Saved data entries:

Segment Open

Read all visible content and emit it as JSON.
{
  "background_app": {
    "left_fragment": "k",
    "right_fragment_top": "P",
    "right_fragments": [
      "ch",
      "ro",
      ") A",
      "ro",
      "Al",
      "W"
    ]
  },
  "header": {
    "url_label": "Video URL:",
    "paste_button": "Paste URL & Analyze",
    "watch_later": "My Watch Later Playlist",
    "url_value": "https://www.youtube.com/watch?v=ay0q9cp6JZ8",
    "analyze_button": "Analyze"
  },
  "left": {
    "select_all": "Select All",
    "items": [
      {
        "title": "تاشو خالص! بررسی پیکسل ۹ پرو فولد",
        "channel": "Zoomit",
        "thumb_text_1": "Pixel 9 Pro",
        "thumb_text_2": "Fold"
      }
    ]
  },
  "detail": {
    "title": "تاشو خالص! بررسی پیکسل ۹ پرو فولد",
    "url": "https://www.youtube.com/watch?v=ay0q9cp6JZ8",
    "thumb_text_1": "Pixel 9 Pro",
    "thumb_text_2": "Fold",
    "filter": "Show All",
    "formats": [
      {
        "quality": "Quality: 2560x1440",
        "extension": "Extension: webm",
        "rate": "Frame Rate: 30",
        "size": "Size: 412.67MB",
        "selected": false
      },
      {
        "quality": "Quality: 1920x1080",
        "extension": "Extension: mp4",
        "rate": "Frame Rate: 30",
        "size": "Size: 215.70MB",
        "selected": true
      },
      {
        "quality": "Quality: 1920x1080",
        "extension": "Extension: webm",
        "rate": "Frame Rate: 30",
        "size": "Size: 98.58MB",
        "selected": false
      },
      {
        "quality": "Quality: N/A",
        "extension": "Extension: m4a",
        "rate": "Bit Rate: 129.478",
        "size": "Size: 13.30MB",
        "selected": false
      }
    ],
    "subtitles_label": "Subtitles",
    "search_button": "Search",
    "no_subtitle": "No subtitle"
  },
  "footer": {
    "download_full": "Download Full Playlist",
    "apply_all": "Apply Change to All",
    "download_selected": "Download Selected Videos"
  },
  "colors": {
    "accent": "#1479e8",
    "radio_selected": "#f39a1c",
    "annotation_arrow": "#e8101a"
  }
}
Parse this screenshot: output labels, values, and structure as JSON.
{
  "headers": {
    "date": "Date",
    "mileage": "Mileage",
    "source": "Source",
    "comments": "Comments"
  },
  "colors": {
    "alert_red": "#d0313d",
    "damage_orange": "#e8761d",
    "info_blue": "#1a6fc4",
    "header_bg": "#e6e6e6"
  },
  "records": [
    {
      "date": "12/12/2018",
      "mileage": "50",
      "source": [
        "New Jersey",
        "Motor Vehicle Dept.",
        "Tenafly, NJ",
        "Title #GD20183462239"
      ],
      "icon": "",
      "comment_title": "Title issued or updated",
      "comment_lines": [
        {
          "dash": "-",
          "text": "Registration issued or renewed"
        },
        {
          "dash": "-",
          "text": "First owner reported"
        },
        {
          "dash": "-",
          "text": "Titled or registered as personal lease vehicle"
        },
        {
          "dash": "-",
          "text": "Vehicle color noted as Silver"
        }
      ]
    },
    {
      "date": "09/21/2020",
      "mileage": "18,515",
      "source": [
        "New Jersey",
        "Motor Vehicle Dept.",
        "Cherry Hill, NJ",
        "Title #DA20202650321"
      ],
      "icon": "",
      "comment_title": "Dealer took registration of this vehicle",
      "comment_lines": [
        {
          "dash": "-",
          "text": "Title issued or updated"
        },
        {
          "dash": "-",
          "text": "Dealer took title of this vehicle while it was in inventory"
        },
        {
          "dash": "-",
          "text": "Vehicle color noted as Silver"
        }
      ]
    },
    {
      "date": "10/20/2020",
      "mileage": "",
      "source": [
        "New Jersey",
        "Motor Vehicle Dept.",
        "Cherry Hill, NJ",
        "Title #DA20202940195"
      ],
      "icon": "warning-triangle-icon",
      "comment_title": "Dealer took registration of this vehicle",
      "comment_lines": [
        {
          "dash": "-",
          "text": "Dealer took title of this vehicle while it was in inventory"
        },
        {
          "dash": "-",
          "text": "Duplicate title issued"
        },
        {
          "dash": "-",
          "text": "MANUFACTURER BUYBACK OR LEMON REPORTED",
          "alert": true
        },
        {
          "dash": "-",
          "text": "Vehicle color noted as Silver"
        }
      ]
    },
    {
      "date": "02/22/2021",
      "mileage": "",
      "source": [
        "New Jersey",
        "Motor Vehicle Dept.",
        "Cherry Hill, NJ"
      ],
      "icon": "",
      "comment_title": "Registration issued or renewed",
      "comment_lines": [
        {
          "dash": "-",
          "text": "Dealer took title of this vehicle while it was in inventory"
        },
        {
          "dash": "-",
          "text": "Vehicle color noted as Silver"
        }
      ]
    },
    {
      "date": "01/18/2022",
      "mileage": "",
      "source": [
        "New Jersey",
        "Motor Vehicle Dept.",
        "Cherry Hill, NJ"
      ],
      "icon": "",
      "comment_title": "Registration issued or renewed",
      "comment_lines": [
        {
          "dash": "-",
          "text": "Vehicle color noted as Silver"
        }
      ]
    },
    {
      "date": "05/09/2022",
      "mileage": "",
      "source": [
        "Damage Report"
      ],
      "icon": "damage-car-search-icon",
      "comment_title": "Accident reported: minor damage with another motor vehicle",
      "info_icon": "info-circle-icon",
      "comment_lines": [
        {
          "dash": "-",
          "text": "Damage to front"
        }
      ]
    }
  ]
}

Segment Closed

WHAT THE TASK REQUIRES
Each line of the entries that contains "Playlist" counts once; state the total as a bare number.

RESPONSE
2